“After 35 years of serving pizza in the great neighborhood of Greenpoint, I have decided that it is finally time to retire. I thank every person who ever walked into Carmine’s Original Pizza for your business, your conversation and your friendship. I will remember and miss you all. Each day was truly a pleasure because of you!”
If you’ve grabbed a coffee at The Lot Radio (17 Nassau Avenue), or have ever wandered the streets behind the High School next to McCarren Park, you may have seen the Franciscan church San Damiano Mission (85 N 15th Street). If you didn’t, then you should take note. The church and local independent streaming DJ radio station The Lot Radio have been teaming up to put on benefit shows inside the church, with viewers in the pews and musicians at the pulpit. Praise. All performances are free with a suggested donation (usually $10), and always feature an interesting musical artist or three; a few months back, I attended a show with an experimental French electronic DJ who played objects as instruments.
So, it’s a church—but there’s beer, wine and a full liquor bar for donation—and the super cool friars Nick and Raphael are serving up the drinks. Seriously, they’re the most awesome bartenders you’ll ever meet, and will gladly give you a hug if you smile and even just slightly befriend them. Hugs are great! And the venue is truly beautiful. All of the money raised benefits the church and the repair of their massive pipe organ (we will cover that in a future feature story), which was originally installed in 1912. Continue reading →
Eric Morrell is a Production Designer and Art Director for TV and film living in Greenpoint. He has art directed numerous feature films, commercials, reality shows, and music videos while working for four seasons as Art Director for the reality competition show Project Runway.
I recently caught up with him at his Greenpoint apartment to chat about the hyper-local film industry of Greenpoint, the value of art school, and the impending L train closure…
Greenpointers: What is you favorite thing about Greenpoint/Williamsburg? What’s a typical day for you in the neighborhood?
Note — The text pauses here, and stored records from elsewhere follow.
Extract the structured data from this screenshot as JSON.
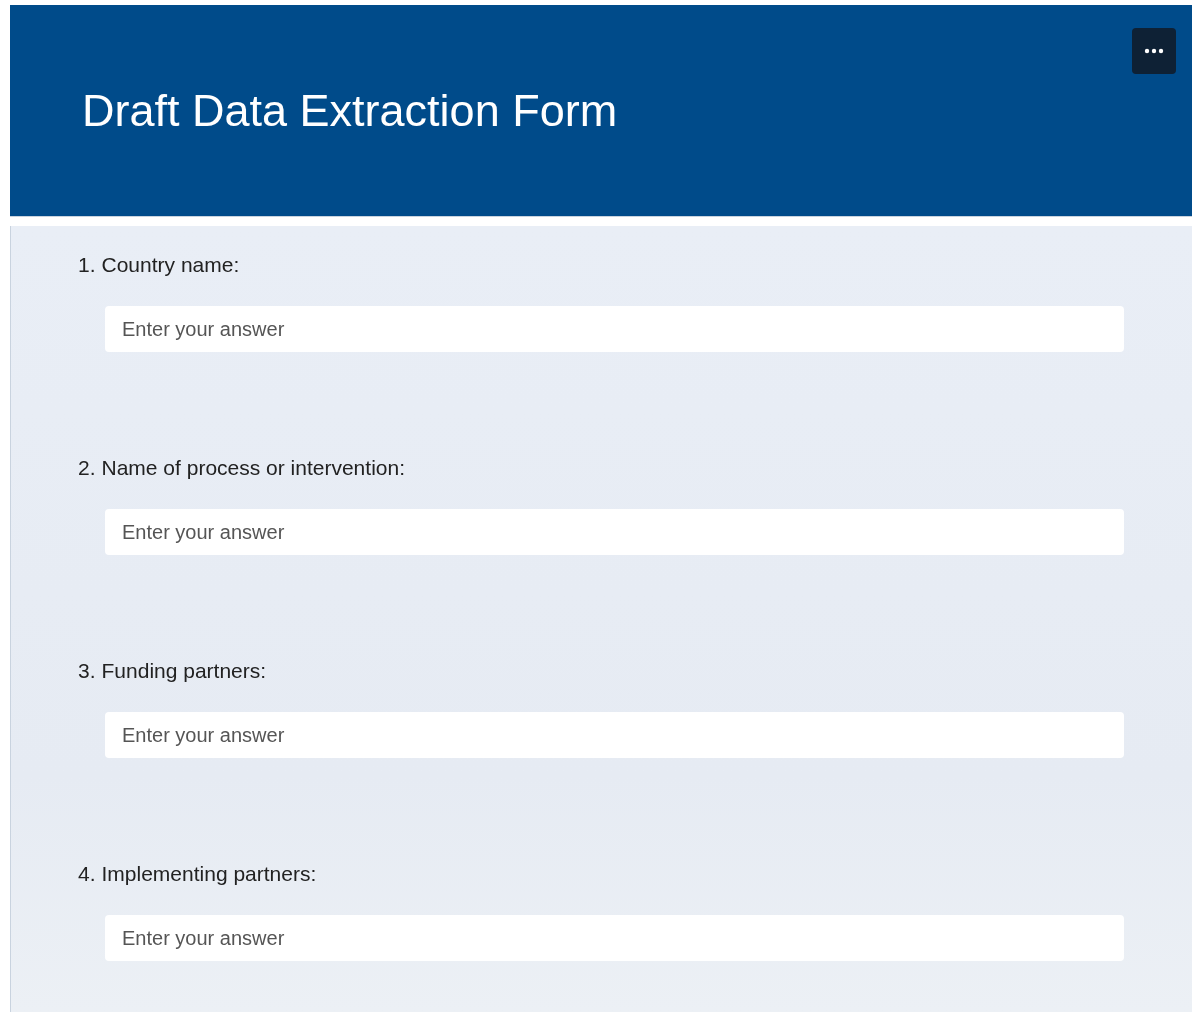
{
  "header": {
    "title": "Draft Data Extraction Form"
  },
  "questions": [
    {
      "number": "1.",
      "label": "Country name:",
      "placeholder": "Enter your answer"
    },
    {
      "number": "2.",
      "label": "Name of process or intervention:",
      "placeholder": "Enter your answer"
    },
    {
      "number": "3.",
      "label": "Funding partners:",
      "placeholder": "Enter your answer"
    },
    {
      "number": "4.",
      "label": "Implementing partners:",
      "placeholder": "Enter your answer"
    }
  ]
}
Eric Morrell: My favorite thing about Greenpoint how each street feels a little different and it really feels like a cohesive neighborhood even though it has a warehouse district and a commercial district and the area around McGolrick feels completely different then Franklin Avenue. Its got a lot of variety and changes a lot every few months. I really don’t need the rest of the city.
A typical day off is going out to eat somewhere for one meal, I try to go to new spots. If it’s a nice day I walk around or bike around the neighborhood and then go see a movie or go home and watch a movie. I like that we have movie theaters in Williamsburg but it’s still not close enough. With all the movie studios around I feel like they should build a big one somewhere East of McGuinness.
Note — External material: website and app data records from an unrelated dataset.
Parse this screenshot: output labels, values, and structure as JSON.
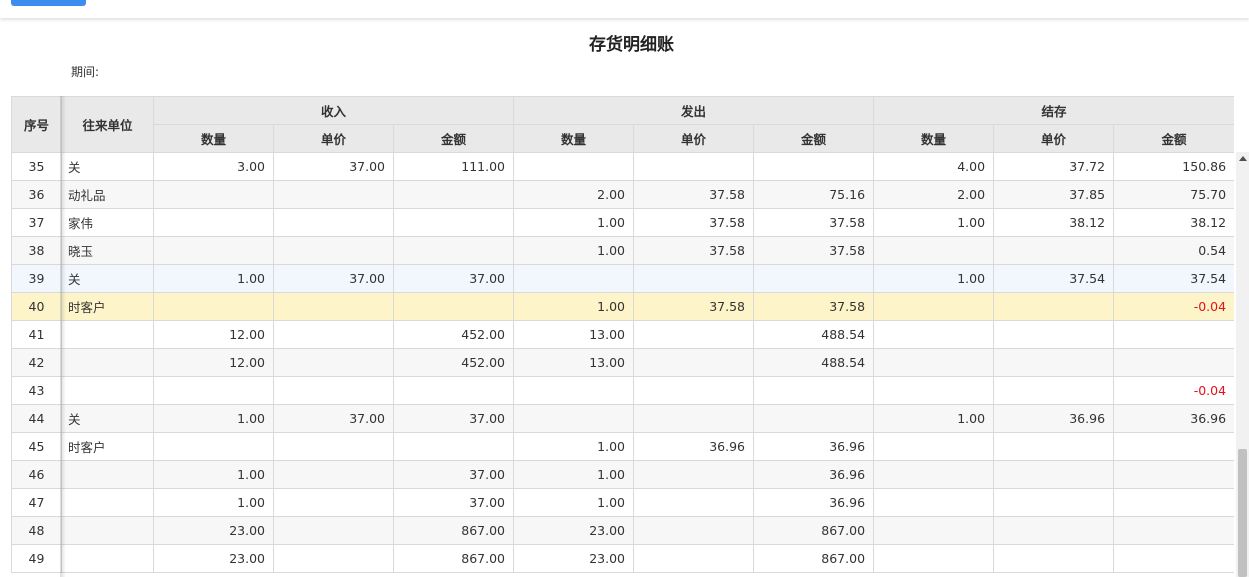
{
  "report": {
    "title": "存货明细账",
    "period_label": "期间:"
  },
  "columns": {
    "seq": "序号",
    "unit": "往来单位",
    "groups": [
      "收入",
      "发出",
      "结存"
    ],
    "sub": [
      "数量",
      "单价",
      "金额"
    ]
  },
  "rows": [
    {
      "seq": "35",
      "unit": "关",
      "in_qty": "3.00",
      "in_price": "37.00",
      "in_amt": "111.00",
      "out_qty": "",
      "out_price": "",
      "out_amt": "",
      "bal_qty": "4.00",
      "bal_price": "37.72",
      "bal_amt": "150.86"
    },
    {
      "seq": "36",
      "unit": "动礼品",
      "in_qty": "",
      "in_price": "",
      "in_amt": "",
      "out_qty": "2.00",
      "out_price": "37.58",
      "out_amt": "75.16",
      "bal_qty": "2.00",
      "bal_price": "37.85",
      "bal_amt": "75.70"
    },
    {
      "seq": "37",
      "unit": "家伟",
      "in_qty": "",
      "in_price": "",
      "in_amt": "",
      "out_qty": "1.00",
      "out_price": "37.58",
      "out_amt": "37.58",
      "bal_qty": "1.00",
      "bal_price": "38.12",
      "bal_amt": "38.12"
    },
    {
      "seq": "38",
      "unit": "晓玉",
      "in_qty": "",
      "in_price": "",
      "in_amt": "",
      "out_qty": "1.00",
      "out_price": "37.58",
      "out_amt": "37.58",
      "bal_qty": "",
      "bal_price": "",
      "bal_amt": "0.54"
    },
    {
      "seq": "39",
      "unit": "关",
      "in_qty": "1.00",
      "in_price": "37.00",
      "in_amt": "37.00",
      "out_qty": "",
      "out_price": "",
      "out_amt": "",
      "bal_qty": "1.00",
      "bal_price": "37.54",
      "bal_amt": "37.54"
    },
    {
      "seq": "40",
      "unit": "时客户",
      "in_qty": "",
      "in_price": "",
      "in_amt": "",
      "out_qty": "1.00",
      "out_price": "37.58",
      "out_amt": "37.58",
      "bal_qty": "",
      "bal_price": "",
      "bal_amt": "-0.04"
    },
    {
      "seq": "41",
      "unit": "",
      "in_qty": "12.00",
      "in_price": "",
      "in_amt": "452.00",
      "out_qty": "13.00",
      "out_price": "",
      "out_amt": "488.54",
      "bal_qty": "",
      "bal_price": "",
      "bal_amt": ""
    },
    {
      "seq": "42",
      "unit": "",
      "in_qty": "12.00",
      "in_price": "",
      "in_amt": "452.00",
      "out_qty": "13.00",
      "out_price": "",
      "out_amt": "488.54",
      "bal_qty": "",
      "bal_price": "",
      "bal_amt": ""
    },
    {
      "seq": "43",
      "unit": "",
      "in_qty": "",
      "in_price": "",
      "in_amt": "",
      "out_qty": "",
      "out_price": "",
      "out_amt": "",
      "bal_qty": "",
      "bal_price": "",
      "bal_amt": "-0.04"
    },
    {
      "seq": "44",
      "unit": "关",
      "in_qty": "1.00",
      "in_price": "37.00",
      "in_amt": "37.00",
      "out_qty": "",
      "out_price": "",
      "out_amt": "",
      "bal_qty": "1.00",
      "bal_price": "36.96",
      "bal_amt": "36.96"
    },
    {
      "seq": "45",
      "unit": "时客户",
      "in_qty": "",
      "in_price": "",
      "in_amt": "",
      "out_qty": "1.00",
      "out_price": "36.96",
      "out_amt": "36.96",
      "bal_qty": "",
      "bal_price": "",
      "bal_amt": ""
    },
    {
      "seq": "46",
      "unit": "",
      "in_qty": "1.00",
      "in_price": "",
      "in_amt": "37.00",
      "out_qty": "1.00",
      "out_price": "",
      "out_amt": "36.96",
      "bal_qty": "",
      "bal_price": "",
      "bal_amt": ""
    },
    {
      "seq": "47",
      "unit": "",
      "in_qty": "1.00",
      "in_price": "",
      "in_amt": "37.00",
      "out_qty": "1.00",
      "out_price": "",
      "out_amt": "36.96",
      "bal_qty": "",
      "bal_price": "",
      "bal_amt": ""
    },
    {
      "seq": "48",
      "unit": "",
      "in_qty": "23.00",
      "in_price": "",
      "in_amt": "867.00",
      "out_qty": "23.00",
      "out_price": "",
      "out_amt": "867.00",
      "bal_qty": "",
      "bal_price": "",
      "bal_amt": ""
    },
    {
      "seq": "49",
      "unit": "",
      "in_qty": "23.00",
      "in_price": "",
      "in_amt": "867.00",
      "out_qty": "23.00",
      "out_price": "",
      "out_amt": "867.00",
      "bal_qty": "",
      "bal_price": "",
      "bal_amt": ""
    }
  ],
  "state": {
    "hover_row": "39",
    "selected_row": "40"
  },
  "colors": {
    "accent": "#3d8cf0",
    "negative": "#e5121b",
    "selected_row": "#fdf5c9",
    "header_bg": "#e9e9e9"
  }
}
That’s how Brooklyn-based R.B.I. describes their sound, and it’s pretty on the mark. They have a new full-length album on the way, and are playing Gold Sounds in Bushwick on Friday, September 2nd with Divining Rod, Swampboots, and Rockaway.
The premiere of their first video off the album is below, as well as a Q&A with Mason Hedgecoth, their lead singer and guitarist. Continue reading →
Fun fact: yesterday, August 19, marked the very first day of G train service in 1933. So we’ve decided to present you with a little bit of history about our neighborhood’s most beloved (and often disparaged) subway line. Continue reading →
Attendees of the Greenpoint-based Himapan lotus leaf painting class depart with two things: a wall-ready piece of art and an almost alarming sense of zen. I don’t normally associate prolonged repetition with relaxation, and yet there it was—two and half hours of lightly painting, sponging and dabbing at leaf skin felt more therapeutic than therapy itself.
Lotus leaves symbolize purity of heart and mind. When stretched over a canvas to dry, they also create a unique texture for painting. It’s like paint by number, except beautifully serene and understated.
What if you could experience art in a totally different way – at a house party, for instance? Hatch Series is a New York/Taipei-based curatorial collective that aims to showcase emerging artists, create physical and virtual communities, and provide seemingly unusual spaces for exhibiting art—such as most recently, at the Greenpoint loft of co-Exhibition Manager Amanda Picotte.
Have you ever been walking the streets of Greenpoint and noticed a careful scrawl with an arrow, “To the Moon” on the sidewalk?
The artist who goes by Gazoo To The Moon has spread his message everywhere he goes. Often carrying spray paint in his bag, even when he’s traveling, his work relays the idea that you should always be shooting for your dreams. So why not shoot for the moon?
What’s more adorable than kids being kids…next to cardboard cutouts of kids whose heyday was more than a century ago?
In celebration of the 120th anniversary school year of The Monitor School (PS110), the neighborhood kids recently observed Historical Photo Day.
For this occasion, each class posed with a cardboard cutout of a class photo from 120 years ago. But it was a thoughtful pose, because the kids spent a week leading up to the photo shoot analyzing the historical photo and talking about the things they have in common with the kids of yesteryear (not to mention what sets them apart). Continue reading →